Will Harris is at odds with the way most producers get meat to the American public. The Georgia farmer shuns the large production plants that dominate the protein supply chain in the country, raising his “athletes” — hens, pigs and cattle and seven other species — on 3,200 acres near the Alabama border. He raises them holistically, before slaughtering them for meat and selling it to local restaurants, local grocers and home delivery nationwide.
So when he listens to the growing panic about America’s meat supply, he huffs.
“Let me tell you about Tyson,” the 65 year-old head of White Oak Pastures says in a slow drawl. “For the last 25 years, some of us have recognized there is no resilience in the American food system.
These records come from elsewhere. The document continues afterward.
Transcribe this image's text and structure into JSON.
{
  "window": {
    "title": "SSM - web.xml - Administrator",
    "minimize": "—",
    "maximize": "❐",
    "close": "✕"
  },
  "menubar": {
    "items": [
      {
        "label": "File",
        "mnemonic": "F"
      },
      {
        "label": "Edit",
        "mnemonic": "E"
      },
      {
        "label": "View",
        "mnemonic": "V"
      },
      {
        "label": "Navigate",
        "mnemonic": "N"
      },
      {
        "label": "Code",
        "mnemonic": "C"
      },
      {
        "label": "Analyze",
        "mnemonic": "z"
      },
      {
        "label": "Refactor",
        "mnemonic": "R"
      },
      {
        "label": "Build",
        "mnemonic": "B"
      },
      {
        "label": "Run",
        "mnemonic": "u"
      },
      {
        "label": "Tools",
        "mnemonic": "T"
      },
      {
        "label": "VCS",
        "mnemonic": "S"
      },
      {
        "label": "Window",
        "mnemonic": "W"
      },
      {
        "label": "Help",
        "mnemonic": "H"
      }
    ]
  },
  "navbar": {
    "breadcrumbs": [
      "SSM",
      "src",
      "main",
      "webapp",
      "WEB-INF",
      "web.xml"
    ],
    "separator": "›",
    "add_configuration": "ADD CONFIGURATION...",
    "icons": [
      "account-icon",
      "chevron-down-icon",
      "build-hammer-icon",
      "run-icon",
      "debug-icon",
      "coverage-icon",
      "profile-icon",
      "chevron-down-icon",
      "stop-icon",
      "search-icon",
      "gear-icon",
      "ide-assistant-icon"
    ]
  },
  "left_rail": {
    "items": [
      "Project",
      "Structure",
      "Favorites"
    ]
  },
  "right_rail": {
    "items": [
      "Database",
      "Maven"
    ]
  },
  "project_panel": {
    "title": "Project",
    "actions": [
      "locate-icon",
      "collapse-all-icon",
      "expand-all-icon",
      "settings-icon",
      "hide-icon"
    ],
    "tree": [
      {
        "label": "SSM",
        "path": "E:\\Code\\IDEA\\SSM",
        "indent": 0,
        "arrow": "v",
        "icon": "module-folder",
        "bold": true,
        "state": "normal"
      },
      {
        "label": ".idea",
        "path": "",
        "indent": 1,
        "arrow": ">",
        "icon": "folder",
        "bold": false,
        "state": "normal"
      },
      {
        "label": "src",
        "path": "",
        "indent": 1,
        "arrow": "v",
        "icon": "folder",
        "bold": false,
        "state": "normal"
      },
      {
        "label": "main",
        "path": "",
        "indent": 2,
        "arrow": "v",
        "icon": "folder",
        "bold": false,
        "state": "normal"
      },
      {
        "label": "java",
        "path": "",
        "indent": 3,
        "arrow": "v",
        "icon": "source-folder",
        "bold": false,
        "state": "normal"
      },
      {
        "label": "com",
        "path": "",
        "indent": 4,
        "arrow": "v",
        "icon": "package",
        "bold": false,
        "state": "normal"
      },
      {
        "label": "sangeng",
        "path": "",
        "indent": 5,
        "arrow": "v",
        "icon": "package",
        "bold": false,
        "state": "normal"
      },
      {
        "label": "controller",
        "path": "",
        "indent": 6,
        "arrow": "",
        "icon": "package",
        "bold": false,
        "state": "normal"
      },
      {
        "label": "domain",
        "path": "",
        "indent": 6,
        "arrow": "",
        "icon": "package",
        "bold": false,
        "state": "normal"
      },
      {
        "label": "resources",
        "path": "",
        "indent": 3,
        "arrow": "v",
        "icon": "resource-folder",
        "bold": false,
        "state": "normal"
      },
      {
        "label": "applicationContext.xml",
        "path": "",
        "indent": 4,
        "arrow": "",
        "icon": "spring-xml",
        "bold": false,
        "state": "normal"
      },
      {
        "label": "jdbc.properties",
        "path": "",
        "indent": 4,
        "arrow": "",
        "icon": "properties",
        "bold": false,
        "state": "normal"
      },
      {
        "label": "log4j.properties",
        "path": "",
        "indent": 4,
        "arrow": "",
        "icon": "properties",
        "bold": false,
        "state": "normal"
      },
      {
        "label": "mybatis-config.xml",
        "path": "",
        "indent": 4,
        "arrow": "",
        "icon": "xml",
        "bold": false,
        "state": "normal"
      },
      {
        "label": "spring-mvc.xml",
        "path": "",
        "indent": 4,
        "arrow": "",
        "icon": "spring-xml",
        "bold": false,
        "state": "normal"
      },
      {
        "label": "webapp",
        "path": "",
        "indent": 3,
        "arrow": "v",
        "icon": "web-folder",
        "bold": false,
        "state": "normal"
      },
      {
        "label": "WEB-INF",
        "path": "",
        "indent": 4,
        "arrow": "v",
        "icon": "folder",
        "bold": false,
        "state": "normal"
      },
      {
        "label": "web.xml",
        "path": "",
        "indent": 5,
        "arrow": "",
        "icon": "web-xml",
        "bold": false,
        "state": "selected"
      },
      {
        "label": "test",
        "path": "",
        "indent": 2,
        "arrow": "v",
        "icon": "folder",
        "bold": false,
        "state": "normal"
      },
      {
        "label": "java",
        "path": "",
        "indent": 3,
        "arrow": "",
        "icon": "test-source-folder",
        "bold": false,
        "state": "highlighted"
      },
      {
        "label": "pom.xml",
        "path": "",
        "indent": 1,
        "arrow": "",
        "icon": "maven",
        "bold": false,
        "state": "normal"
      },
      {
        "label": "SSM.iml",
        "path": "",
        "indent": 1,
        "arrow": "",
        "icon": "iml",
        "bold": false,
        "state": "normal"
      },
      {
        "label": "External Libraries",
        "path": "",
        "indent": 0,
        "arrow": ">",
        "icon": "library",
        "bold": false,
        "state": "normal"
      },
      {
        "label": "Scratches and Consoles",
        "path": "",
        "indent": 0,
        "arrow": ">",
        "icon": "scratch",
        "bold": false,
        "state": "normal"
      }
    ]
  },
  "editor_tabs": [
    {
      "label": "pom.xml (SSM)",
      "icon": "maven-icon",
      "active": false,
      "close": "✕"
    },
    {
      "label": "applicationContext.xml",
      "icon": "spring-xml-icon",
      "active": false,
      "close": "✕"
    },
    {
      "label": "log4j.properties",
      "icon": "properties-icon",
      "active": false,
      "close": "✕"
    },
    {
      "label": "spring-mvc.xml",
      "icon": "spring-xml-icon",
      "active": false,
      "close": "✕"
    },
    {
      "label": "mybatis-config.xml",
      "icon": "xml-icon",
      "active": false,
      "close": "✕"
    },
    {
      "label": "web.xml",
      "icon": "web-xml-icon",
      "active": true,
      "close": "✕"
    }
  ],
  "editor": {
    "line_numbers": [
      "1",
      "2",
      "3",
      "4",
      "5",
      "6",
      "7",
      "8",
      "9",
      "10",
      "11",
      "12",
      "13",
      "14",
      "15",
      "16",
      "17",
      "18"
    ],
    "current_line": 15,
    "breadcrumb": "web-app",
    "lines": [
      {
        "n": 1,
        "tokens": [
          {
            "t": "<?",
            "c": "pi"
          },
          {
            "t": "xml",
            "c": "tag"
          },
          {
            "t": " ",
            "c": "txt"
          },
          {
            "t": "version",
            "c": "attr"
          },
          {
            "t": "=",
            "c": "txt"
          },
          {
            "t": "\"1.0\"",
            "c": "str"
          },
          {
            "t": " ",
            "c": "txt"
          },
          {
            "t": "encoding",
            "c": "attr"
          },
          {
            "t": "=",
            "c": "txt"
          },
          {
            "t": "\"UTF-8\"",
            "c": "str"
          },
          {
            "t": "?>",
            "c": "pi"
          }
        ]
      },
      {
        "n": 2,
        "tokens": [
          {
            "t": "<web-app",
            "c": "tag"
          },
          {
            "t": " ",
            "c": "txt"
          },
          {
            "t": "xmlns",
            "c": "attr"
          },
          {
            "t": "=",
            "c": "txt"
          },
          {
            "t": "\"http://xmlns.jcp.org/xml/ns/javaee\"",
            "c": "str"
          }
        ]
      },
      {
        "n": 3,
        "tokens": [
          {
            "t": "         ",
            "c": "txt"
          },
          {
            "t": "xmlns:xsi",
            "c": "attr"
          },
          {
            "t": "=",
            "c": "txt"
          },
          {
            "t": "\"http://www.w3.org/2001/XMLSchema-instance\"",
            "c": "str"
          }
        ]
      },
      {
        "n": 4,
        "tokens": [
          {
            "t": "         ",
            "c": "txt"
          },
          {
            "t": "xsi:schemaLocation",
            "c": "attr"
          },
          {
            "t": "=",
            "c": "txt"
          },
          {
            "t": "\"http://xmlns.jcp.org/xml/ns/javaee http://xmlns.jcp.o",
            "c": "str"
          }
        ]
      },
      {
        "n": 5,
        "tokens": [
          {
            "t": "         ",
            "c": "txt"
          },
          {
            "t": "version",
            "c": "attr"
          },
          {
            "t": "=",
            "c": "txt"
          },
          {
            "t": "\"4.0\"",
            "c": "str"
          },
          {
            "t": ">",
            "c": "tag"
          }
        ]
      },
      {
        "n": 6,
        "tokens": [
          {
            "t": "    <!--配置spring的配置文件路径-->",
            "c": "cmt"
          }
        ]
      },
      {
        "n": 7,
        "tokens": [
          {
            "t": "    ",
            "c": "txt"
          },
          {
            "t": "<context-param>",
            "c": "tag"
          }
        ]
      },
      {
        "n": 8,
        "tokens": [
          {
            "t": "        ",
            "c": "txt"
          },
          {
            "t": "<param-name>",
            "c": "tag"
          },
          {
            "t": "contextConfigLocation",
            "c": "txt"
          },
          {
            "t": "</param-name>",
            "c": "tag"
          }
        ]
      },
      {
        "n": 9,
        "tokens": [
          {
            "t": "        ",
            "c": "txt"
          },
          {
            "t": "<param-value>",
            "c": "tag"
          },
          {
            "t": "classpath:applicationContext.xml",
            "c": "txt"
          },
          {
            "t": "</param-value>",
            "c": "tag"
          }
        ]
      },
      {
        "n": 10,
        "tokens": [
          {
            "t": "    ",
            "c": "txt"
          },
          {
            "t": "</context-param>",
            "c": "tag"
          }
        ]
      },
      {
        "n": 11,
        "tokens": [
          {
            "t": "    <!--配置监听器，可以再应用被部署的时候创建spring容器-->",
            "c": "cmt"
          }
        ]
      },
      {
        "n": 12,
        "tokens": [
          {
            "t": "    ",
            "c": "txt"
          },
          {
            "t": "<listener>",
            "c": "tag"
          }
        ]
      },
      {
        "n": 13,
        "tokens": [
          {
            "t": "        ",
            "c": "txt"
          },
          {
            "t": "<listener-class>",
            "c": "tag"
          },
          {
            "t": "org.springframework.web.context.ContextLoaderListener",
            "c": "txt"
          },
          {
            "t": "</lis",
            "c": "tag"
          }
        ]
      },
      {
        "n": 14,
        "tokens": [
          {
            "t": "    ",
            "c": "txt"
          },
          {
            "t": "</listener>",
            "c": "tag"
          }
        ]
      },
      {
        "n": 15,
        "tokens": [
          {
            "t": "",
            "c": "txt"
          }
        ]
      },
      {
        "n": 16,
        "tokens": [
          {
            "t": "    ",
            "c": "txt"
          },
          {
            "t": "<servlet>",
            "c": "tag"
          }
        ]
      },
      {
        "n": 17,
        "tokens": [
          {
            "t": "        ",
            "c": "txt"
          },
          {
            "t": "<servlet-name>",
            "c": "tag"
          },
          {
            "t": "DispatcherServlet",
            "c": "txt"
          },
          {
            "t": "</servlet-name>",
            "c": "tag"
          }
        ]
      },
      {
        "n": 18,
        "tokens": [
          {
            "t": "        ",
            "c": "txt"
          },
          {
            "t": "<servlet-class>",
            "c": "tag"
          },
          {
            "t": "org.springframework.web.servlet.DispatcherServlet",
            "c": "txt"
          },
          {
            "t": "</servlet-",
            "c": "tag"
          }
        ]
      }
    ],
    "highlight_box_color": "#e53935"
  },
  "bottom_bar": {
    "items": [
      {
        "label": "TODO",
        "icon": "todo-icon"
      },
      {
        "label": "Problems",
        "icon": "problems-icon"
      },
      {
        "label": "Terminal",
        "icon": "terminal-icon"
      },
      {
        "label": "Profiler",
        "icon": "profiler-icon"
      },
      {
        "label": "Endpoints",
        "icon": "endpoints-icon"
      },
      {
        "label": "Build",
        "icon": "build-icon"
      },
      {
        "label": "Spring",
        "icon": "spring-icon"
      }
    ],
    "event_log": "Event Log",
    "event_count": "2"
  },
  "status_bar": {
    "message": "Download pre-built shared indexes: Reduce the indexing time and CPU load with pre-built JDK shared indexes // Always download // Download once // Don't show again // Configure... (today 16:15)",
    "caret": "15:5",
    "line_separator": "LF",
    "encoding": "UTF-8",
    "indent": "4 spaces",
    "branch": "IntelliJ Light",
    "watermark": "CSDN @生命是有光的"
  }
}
Consolidation made production very cheap and very efficient, but it took away the resilience.”
Harris’s business is small, with annual sales of $20 million, a fraction of the $43 billion for Tyson, the country’s largest meat supplier. But his pandemic business is booming, with online sales increasing 5-fold, sending him scrambling to restock more burgers and bacon, while finding ways to prioritize sales to existing customers.